### WORK REQUIRED
Every entry below should be printed exactly.
============
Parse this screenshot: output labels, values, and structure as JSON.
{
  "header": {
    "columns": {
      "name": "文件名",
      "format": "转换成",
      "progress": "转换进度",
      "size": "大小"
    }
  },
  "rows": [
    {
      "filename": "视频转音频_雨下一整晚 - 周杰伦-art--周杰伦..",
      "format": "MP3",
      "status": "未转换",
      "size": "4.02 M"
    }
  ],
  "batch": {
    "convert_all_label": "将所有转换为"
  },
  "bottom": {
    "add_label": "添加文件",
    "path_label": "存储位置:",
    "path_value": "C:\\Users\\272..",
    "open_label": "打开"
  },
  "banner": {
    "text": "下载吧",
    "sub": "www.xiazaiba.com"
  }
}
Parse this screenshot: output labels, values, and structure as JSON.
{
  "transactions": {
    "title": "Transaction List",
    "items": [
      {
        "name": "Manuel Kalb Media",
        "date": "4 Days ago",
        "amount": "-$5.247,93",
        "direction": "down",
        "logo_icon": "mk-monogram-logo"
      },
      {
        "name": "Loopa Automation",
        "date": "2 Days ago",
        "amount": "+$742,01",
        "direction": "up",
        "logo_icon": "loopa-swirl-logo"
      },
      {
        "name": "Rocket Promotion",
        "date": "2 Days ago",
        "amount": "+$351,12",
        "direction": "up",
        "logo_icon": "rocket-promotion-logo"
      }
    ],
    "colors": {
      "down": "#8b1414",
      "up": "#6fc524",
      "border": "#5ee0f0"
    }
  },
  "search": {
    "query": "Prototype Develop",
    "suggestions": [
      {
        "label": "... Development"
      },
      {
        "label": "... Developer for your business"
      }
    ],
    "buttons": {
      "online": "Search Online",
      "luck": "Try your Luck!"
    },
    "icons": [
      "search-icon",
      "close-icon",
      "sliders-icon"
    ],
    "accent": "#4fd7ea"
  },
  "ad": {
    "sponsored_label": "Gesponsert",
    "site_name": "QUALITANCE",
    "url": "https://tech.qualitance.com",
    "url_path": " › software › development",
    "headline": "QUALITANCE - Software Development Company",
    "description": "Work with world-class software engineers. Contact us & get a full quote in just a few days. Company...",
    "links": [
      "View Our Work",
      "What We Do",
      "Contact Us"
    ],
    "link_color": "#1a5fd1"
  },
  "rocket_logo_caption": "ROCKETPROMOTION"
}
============
### REPLY
Parse this screenshot: output labels, values, and structure as JSON.
{
  "header": {
    "columns": {
      "name": "文件名",
      "format": "转换成",
      "progress": "转换进度",
      "size": "大小"
    }
  },
  "rows": [
    {
      "filename": "视频转音频_雨下一整晚 - 周杰伦-art--周杰伦..",
      "format": "MP3",
      "status": "未转换",
      "size": "4.02 M"
    }
  ],
  "batch": {
    "convert_all_label": "将所有转换为"
  },
  "bottom": {
    "add_label": "添加文件",
    "path_label": "存储位置:",
    "path_value": "C:\\Users\\272..",
    "open_label": "打开"
  },
  "banner": {
    "text": "下载吧",
    "sub": "www.xiazaiba.com"
  }
}
Parse this screenshot: output labels, values, and structure as JSON.
{
  "transactions": {
    "title": "Transaction List",
    "items": [
      {
        "name": "Manuel Kalb Media",
        "date": "4 Days ago",
        "amount": "-$5.247,93",
        "direction": "down",
        "logo_icon": "mk-monogram-logo"
      },
      {
        "name": "Loopa Automation",
        "date": "2 Days ago",
        "amount": "+$742,01",
        "direction": "up",
        "logo_icon": "loopa-swirl-logo"
      },
      {
        "name": "Rocket Promotion",
        "date": "2 Days ago",
        "amount": "+$351,12",
        "direction": "up",
        "logo_icon": "rocket-promotion-logo"
      }
    ],
    "colors": {
      "down": "#8b1414",
      "up": "#6fc524",
      "border": "#5ee0f0"
    }
  },
  "search": {
    "query": "Prototype Develop",
    "suggestions": [
      {
        "label": "... Development"
      },
      {
        "label": "... Developer for your business"
      }
    ],
    "buttons": {
      "online": "Search Online",
      "luck": "Try your Luck!"
    },
    "icons": [
      "search-icon",
      "close-icon",
      "sliders-icon"
    ],
    "accent": "#4fd7ea"
  },
  "ad": {
    "sponsored_label": "Gesponsert",
    "site_name": "QUALITANCE",
    "url": "https://tech.qualitance.com",
    "url_path": " › software › development",
    "headline": "QUALITANCE - Software Development Company",
    "description": "Work with world-class software engineers. Contact us & get a full quote in just a few days. Company...",
    "links": [
      "View Our Work",
      "What We Do",
      "Contact Us"
    ],
    "link_color": "#1a5fd1"
  },
  "rocket_logo_caption": "ROCKETPROMOTION"
}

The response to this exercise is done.